Despite its strategic coastal position, Nice was not a large population centre for much of this period. In the 8th and 9th centuries, regular Saracen pirate raids made the coast a dangerous place, and until the Middle Ages most villages in the region were built on high rocky promontories in the Alpine foothills. Throughout this period, Nice's identity was heavily shaped by its two closest neighbours, Provence to the west and Piedmont to the east.
Starting around 1250, Nice experienced a century-long period of economic expansion and rapid population growth due to the salt trade, but the Black Death put the brakes on this in the mid-14th century.
From Fortress to Town
In 1388 Nice fell under the dominion of the House of Savoy. As Savoy's only Mediterranean port, the city grew in importance and prosperity, becoming a regional capital and ruling over the neighbouring interior mountain region which would come to be called the Comté de Nice.

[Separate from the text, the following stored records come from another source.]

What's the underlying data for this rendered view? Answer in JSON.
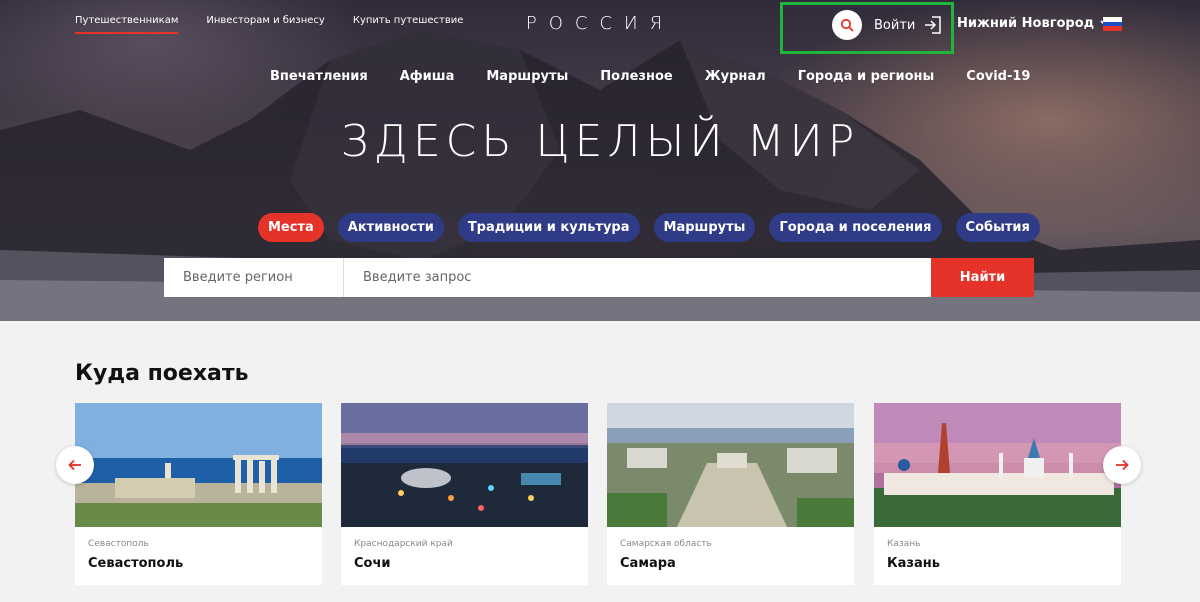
{
  "topnav": {
    "items": [
      "Путешественникам",
      "Инвесторам и бизнесу",
      "Купить путешествие"
    ]
  },
  "logo": "РОССИЯ",
  "auth": {
    "login_label": "Войти",
    "city": "Нижний Новгород"
  },
  "mainnav": {
    "items": [
      "Впечатления",
      "Афиша",
      "Маршруты",
      "Полезное",
      "Журнал",
      "Города и регионы",
      "Covid-19"
    ]
  },
  "headline": "ЗДЕСЬ ЦЕЛЫЙ МИР",
  "chips": {
    "items": [
      "Места",
      "Активности",
      "Традиции и культура",
      "Маршруты",
      "Города и поселения",
      "События"
    ],
    "active": "Места"
  },
  "search": {
    "region_placeholder": "Введите регион",
    "query_placeholder": "Введите запрос",
    "button_label": "Найти"
  },
  "section": {
    "title": "Куда поехать",
    "cards": [
      {
        "region": "Севастополь",
        "name": "Севастополь"
      },
      {
        "region": "Краснодарский край",
        "name": "Сочи"
      },
      {
        "region": "Самарская область",
        "name": "Самара"
      },
      {
        "region": "Казань",
        "name": "Казань"
      }
    ]
  },
  "icons": {
    "search": "search-icon",
    "login": "login-icon",
    "dropdown": "chevron-down-icon",
    "flag": "russia-flag-icon",
    "prev": "arrow-left-icon",
    "next": "arrow-right-icon"
  },
  "colors": {
    "accent_red": "#e6332a",
    "chip_blue": "#2f3b86",
    "highlight_green": "#20b43a",
    "background": "#f2f2f2"
  }
}
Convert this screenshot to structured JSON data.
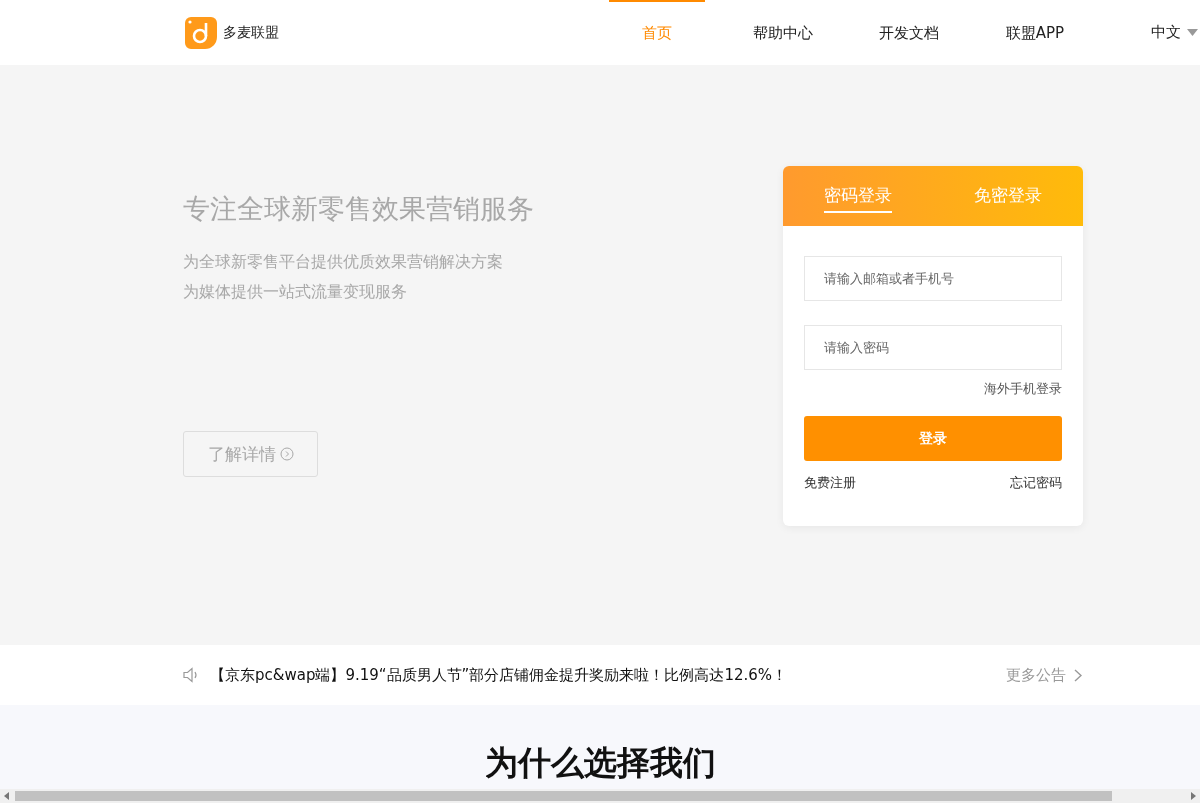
{
  "header": {
    "brand": "多麦联盟",
    "nav": [
      {
        "label": "首页",
        "selected": true
      },
      {
        "label": "帮助中心",
        "selected": false
      },
      {
        "label": "开发文档",
        "selected": false
      },
      {
        "label": "联盟APP",
        "selected": false
      }
    ],
    "language": "中文"
  },
  "hero": {
    "title": "专注全球新零售效果营销服务",
    "lines": [
      "为全球新零售平台提供优质效果营销解决方案",
      "为媒体提供一站式流量变现服务"
    ],
    "button": "了解详情"
  },
  "login": {
    "tabs": [
      {
        "label": "密码登录",
        "selected": true
      },
      {
        "label": "免密登录",
        "selected": false
      }
    ],
    "fields": [
      {
        "placeholder": "请输入邮箱或者手机号"
      },
      {
        "placeholder": "请输入密码"
      }
    ],
    "overseas_link": "海外手机登录",
    "submit": "登录",
    "register": "免费注册",
    "forgot": "忘记密码"
  },
  "notice": {
    "text": "【京东pc&wap端】9.19“品质男人节”部分店铺佣金提升奖励来啦！比例高达12.6%！",
    "more": "更多公告"
  },
  "section": {
    "title": "为什么选择我们"
  }
}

Nice remained an important military settlement for the next three centuries, revolving around its castle-fortress at the top of Colline du Château. The city suffered various external threats during this period: in 1543 a Franco-Turkish alliance laid siege to Nice, and enemy troops again besieged the city in 1691, but it wasn't until 1706 that Louis XIV's forces finally succeeded in taking the hill and destroying the château.
During this period Nice's population began to move down from the hilltop and spread out into the surrounding fortified waterfront area in a process known at the déperchement. The 18th century saw the growth of Nice's vieille ville (old town) beyond the former castle's ramparts, and – in a foreshadowing of things to come – the first wintering aristocrats from northern Europe, including the Duke of York in 1764.
Union with France & Dawn of the Belle Époque
Nice remained part of the Duchy of Savoy (or the larger Kingdom of Piedmont-Sardinia) through the mid-19th century. It was only in 1860 that the city definitively became a part of France, when Napoleon III negotiated a deal with Vittorio Emmanuele II, allowing France to annex the county of Nice in exchange for French support for Italian unification.
In the years immediately following annexation by France, Nice's role as a winter destination for northern European aristocrats grew exponentially. The railway from Paris arrived in 1864, prompting a tenfold increase in the number of tourists. Wealthy visitors began building sumptuous villas, and Nice's Grand Hôtel, constructed along the Promenade des Anglais in 1867, was the first to emulate the luxury of Paris and London. Between 1877 and 1910, the number of hotels in Nice nearly tripled, from 64 to 182.
January 1891 saw the inauguration of the Palais de la Jetée, a fairy-tale-like casino with a giant flower of a dome built out on a pier off the Promenade des Anglais. By the end of the 19th century, Queen Victoria was spending her winters at the Hôtel Régina in the hills of Cimiez, and by 1910 hotels such as the Négresco and the Ruhl were establishing new standards of luxury, including private bathrooms and central heating.
During these belle-époque years, the wealthy and powerful made Nice into their personal playground, living a carefree life, relishing the warm climate, socialising, drinking, showing off elegant fashions, pursuing romantic intrigues, and engaging in sports, balls, concerts and gambling.
In WWI Nice lost 3665 soldiers and suffered great economic disruption, but the postwar years saw huge population growth, from 155,000 to 240,000 in just 15 years. Artist Henri Matisse, lured by Nice's Mediterranean light, was one of the newcomers, establishing his studio here just after the war.
WWII brought renewed suffering, with bombardments, large-scale deportations and a period of famine in the war's final years. The 1950s and 1960s were marked by a new surge in population and expansion of the city's borders. Throughout the past 50 years, Nice has experienced continued economic growth in numerous sectors, including banking, insurance, health care, education and – most importantly – tourism.